#### SOURCE RECORDS
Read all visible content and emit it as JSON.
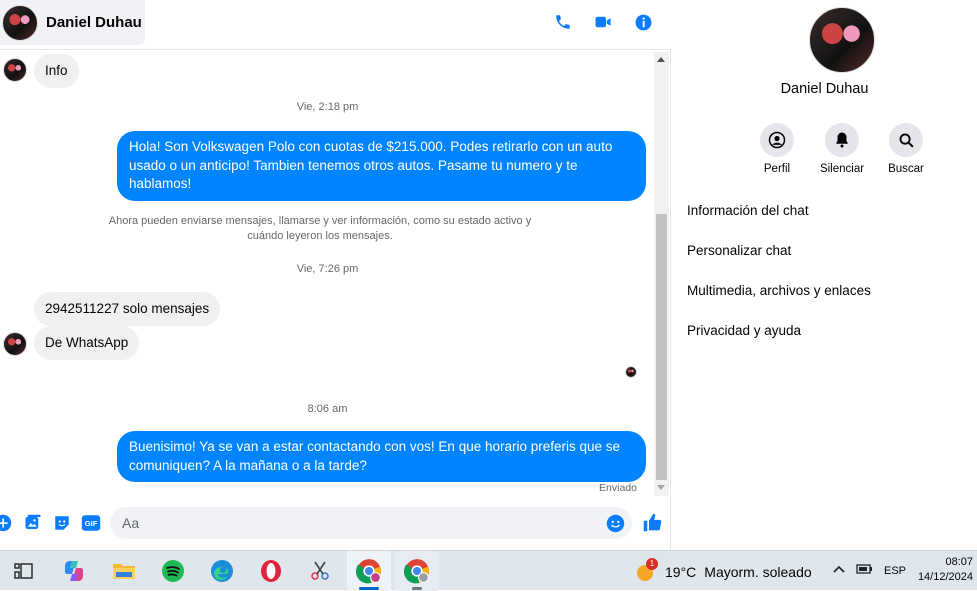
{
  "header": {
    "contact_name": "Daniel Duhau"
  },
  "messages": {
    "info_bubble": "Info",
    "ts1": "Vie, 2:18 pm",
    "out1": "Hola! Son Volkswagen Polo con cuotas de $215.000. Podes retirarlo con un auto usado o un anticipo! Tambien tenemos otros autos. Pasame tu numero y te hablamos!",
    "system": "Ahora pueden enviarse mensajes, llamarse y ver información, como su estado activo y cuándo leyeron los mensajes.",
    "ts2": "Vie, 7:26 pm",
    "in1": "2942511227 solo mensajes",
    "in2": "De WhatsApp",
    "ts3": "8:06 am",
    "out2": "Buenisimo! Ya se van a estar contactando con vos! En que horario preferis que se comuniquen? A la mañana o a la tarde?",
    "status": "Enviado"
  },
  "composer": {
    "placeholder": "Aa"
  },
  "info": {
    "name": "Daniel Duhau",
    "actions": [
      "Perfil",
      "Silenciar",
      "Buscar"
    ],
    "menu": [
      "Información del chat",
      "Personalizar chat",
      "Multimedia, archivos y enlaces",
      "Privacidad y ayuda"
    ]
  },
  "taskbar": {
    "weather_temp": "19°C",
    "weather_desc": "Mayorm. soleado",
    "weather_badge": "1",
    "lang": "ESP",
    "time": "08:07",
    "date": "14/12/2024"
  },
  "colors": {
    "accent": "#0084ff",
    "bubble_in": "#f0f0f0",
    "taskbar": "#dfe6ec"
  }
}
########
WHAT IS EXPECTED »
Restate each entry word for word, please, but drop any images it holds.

SOLVED EXERCISE »
Read all visible content and emit it as JSON.
{
  "header": {
    "contact_name": "Daniel Duhau"
  },
  "messages": {
    "info_bubble": "Info",
    "ts1": "Vie, 2:18 pm",
    "out1": "Hola! Son Volkswagen Polo con cuotas de $215.000. Podes retirarlo con un auto usado o un anticipo! Tambien tenemos otros autos. Pasame tu numero y te hablamos!",
    "system": "Ahora pueden enviarse mensajes, llamarse y ver información, como su estado activo y cuándo leyeron los mensajes.",
    "ts2": "Vie, 7:26 pm",
    "in1": "2942511227 solo mensajes",
    "in2": "De WhatsApp",
    "ts3": "8:06 am",
    "out2": "Buenisimo! Ya se van a estar contactando con vos! En que horario preferis que se comuniquen? A la mañana o a la tarde?",
    "status": "Enviado"
  },
  "composer": {
    "placeholder": "Aa"
  },
  "info": {
    "name": "Daniel Duhau",
    "actions": [
      "Perfil",
      "Silenciar",
      "Buscar"
    ],
    "menu": [
      "Información del chat",
      "Personalizar chat",
      "Multimedia, archivos y enlaces",
      "Privacidad y ayuda"
    ]
  },
  "taskbar": {
    "weather_temp": "19°C",
    "weather_desc": "Mayorm. soleado",
    "weather_badge": "1",
    "lang": "ESP",
    "time": "08:07",
    "date": "14/12/2024"
  },
  "colors": {
    "accent": "#0084ff",
    "bubble_in": "#f0f0f0",
    "taskbar": "#dfe6ec"
  }
}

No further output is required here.